**Your goal**
Look through the entries below, please, and copy every line with the word "icon".

**Task inputs**
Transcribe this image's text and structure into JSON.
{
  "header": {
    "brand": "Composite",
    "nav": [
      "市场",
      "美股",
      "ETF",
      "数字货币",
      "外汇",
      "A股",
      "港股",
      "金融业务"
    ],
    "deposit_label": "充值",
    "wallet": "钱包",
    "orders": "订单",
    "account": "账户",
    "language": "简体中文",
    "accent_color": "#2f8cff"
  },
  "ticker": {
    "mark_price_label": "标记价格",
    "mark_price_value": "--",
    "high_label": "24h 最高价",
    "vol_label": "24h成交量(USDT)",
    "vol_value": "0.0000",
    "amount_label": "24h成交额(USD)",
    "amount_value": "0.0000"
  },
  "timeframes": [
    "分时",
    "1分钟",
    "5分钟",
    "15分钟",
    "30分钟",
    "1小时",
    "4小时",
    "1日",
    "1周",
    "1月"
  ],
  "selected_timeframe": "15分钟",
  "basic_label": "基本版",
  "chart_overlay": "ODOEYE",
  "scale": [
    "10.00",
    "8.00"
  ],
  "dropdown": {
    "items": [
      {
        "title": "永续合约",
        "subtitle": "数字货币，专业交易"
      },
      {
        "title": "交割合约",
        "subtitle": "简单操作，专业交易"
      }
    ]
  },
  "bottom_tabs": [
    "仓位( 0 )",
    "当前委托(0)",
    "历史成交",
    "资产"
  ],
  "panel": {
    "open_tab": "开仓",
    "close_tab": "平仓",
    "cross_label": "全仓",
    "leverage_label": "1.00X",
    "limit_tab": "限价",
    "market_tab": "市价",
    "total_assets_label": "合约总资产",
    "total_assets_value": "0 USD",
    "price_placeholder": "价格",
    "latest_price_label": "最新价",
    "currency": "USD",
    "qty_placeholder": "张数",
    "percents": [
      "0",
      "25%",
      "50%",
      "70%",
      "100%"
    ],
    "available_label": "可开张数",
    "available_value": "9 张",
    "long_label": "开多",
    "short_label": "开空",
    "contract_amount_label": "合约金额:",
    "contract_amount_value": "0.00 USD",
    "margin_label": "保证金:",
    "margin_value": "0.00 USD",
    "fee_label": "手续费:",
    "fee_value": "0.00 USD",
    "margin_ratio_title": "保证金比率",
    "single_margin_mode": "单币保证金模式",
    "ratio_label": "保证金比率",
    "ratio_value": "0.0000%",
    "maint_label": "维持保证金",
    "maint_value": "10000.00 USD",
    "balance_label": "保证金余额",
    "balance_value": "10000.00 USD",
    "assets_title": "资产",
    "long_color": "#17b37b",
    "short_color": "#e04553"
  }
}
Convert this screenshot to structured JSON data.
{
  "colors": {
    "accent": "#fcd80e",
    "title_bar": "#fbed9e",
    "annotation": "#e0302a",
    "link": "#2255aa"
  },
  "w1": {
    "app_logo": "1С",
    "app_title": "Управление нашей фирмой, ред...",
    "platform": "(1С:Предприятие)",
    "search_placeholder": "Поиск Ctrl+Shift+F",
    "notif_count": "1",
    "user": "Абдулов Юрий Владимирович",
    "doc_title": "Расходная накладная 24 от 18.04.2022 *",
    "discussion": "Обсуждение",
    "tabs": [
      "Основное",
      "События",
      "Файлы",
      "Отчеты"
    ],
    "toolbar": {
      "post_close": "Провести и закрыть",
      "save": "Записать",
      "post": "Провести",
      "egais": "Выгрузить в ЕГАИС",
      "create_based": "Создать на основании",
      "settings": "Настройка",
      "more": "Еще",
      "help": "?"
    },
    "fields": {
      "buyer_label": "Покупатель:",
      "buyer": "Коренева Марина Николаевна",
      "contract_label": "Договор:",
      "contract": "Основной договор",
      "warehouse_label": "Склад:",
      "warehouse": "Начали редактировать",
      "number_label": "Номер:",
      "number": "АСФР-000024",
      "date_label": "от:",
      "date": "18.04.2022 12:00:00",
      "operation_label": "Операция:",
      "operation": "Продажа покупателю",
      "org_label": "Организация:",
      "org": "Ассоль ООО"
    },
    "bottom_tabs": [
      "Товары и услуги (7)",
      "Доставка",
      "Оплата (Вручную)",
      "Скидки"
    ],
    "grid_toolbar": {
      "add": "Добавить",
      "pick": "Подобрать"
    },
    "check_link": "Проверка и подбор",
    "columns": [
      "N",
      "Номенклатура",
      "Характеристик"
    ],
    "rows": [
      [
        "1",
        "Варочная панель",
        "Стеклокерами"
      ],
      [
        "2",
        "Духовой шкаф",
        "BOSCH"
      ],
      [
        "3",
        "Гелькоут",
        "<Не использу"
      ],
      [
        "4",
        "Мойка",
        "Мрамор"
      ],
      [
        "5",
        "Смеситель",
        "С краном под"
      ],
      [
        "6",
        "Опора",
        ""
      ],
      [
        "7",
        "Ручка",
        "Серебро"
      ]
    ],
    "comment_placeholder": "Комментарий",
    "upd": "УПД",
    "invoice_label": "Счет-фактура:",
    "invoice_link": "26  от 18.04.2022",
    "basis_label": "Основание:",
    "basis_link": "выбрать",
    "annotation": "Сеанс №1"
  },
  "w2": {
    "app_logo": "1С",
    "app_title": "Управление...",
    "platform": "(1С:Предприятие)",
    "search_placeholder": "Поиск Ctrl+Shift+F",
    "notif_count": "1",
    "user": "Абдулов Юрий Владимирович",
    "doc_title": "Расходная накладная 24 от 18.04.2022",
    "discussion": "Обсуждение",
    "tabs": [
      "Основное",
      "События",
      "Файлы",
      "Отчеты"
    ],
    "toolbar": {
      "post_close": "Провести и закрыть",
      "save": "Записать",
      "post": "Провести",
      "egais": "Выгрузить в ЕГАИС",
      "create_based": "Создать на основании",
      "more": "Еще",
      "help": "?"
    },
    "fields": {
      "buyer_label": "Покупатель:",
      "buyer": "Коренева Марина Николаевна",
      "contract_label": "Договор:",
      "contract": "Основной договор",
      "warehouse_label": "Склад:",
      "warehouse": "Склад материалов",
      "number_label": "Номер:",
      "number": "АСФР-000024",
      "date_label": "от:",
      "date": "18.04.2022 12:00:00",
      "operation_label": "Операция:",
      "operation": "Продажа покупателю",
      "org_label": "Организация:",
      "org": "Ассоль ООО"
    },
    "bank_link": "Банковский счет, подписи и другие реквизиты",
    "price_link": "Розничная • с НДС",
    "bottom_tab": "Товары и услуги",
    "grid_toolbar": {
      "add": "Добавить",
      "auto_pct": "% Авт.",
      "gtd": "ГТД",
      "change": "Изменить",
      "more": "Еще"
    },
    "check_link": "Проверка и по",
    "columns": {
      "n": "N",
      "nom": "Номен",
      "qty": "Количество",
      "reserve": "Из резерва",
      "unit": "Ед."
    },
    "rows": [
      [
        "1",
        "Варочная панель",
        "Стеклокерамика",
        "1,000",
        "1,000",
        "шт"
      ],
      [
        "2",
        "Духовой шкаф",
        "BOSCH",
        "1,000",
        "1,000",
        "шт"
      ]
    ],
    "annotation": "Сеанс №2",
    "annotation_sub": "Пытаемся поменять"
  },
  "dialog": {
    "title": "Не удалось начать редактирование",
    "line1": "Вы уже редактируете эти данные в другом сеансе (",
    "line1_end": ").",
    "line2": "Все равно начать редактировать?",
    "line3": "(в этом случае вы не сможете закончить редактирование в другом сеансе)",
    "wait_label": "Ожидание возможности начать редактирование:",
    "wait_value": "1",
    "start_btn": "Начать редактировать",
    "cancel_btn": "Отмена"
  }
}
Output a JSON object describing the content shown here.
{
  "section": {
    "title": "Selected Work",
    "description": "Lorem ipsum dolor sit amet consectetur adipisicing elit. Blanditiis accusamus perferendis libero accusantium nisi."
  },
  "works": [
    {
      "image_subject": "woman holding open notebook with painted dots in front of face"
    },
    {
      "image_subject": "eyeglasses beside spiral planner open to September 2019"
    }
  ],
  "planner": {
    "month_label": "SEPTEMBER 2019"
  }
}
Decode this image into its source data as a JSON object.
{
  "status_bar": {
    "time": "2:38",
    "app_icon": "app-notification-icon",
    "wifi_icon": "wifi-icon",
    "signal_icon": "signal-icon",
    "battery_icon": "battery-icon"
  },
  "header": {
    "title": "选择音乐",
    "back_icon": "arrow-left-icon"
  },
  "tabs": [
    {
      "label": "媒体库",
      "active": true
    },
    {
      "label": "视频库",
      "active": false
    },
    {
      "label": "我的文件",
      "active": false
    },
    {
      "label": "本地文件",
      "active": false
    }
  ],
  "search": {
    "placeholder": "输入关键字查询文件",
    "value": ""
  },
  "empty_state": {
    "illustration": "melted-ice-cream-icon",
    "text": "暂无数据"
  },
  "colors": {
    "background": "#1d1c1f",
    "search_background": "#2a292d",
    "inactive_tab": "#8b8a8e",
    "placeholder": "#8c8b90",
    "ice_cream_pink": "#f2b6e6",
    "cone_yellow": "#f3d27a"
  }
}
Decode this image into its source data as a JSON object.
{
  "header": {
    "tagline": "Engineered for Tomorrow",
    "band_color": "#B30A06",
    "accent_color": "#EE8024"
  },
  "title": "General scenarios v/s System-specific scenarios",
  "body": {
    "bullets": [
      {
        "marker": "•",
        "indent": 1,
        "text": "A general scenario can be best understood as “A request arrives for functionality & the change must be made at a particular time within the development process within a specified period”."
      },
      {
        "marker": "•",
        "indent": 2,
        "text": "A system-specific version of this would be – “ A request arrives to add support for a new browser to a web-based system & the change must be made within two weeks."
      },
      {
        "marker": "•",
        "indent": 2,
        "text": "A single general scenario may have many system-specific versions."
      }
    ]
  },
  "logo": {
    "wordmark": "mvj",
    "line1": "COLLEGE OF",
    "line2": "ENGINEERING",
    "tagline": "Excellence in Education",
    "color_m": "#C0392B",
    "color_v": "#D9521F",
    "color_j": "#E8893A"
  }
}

**Exercise solution**
    "app_icon": "app-notification-icon",
    "wifi_icon": "wifi-icon",
    "signal_icon": "signal-icon",
    "battery_icon": "battery-icon"
    "back_icon": "arrow-left-icon"
    "illustration": "melted-ice-cream-icon",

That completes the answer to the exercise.